There was intense discussion about settling on a plan to snatch Whitmer soon and flee to Lake Michigan, Chappel said.

“The big lake is our best option,” one participant was recorded as saying.

Chappel said there was concern about the timing with a national election just weeks away.

If Biden got elected, Whitmer “might be in a position to be on the Cabinet” and her security could be upgraded “from the state police to potentially the Secret Service,” Chappel said, summing up the conversation.

He said everyone agreed with Fox that an attack before the election was best. Chappel said a key final step was scraping up $4,000 for an explosive that could be detonated at a bridge near Whitmer's home to confuse police.

Earlier Friday, jurors heard Croft on a recording say he wanted to put “her” on trial, adding: “Treason is a hanging offense.”

Assistant U.S. Attorney Nils Kessler asked who was “her?”

“The governor of Michigan,” Chappel replied.

Fox, Croft, Daniel Harris and Brandon Caserta are charged with conspiracy. Their trial could last more than a month.

Chappel spent hours in the witness chair. He described himself as a libertarian and gun rights advocate who was looking for ways to sharpen his firearm skills when he found a militia, the Wolverine Watchmen, on Facebook. But things turned sour.

“They wanted to target law enforcement and kill them,” said Chappel, who confided in a friend in law enforcement.

“About a week later, I was contacted by the FBI. ... They asked if I would stay inside the group and monitor their activity,” Chappel told the jury.

Defense lawyers claim informants and agents improperly influenced the four men. They will get an opportunity to cross-examine Chappel next week. Two other men pleaded guilty to the scheme and will eventually testify for the government.

Whitmer, who is seeking reelection, rarely talks publicly about the case. She has blamed former President Donald Trump for fomenting anger over coronavirus restrictions and refusing to condemn right-wing extremists like those charged in the case.

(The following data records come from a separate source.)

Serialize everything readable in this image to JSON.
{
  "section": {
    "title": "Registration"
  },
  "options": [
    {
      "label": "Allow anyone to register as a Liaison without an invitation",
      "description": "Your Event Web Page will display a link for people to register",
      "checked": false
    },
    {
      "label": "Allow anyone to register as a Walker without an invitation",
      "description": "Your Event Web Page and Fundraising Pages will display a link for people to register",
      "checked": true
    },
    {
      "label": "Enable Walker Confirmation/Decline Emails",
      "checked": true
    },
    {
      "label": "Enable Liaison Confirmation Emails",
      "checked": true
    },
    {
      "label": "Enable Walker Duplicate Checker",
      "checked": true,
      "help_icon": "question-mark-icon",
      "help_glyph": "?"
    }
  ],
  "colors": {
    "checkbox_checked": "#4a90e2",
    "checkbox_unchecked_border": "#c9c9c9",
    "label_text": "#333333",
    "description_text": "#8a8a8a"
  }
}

She has said Trump was complicit in the Jan. 6 Capitol riot.


Find AP’s full coverage of the Whitmer kidnap plot trial at:


White reported from Detroit.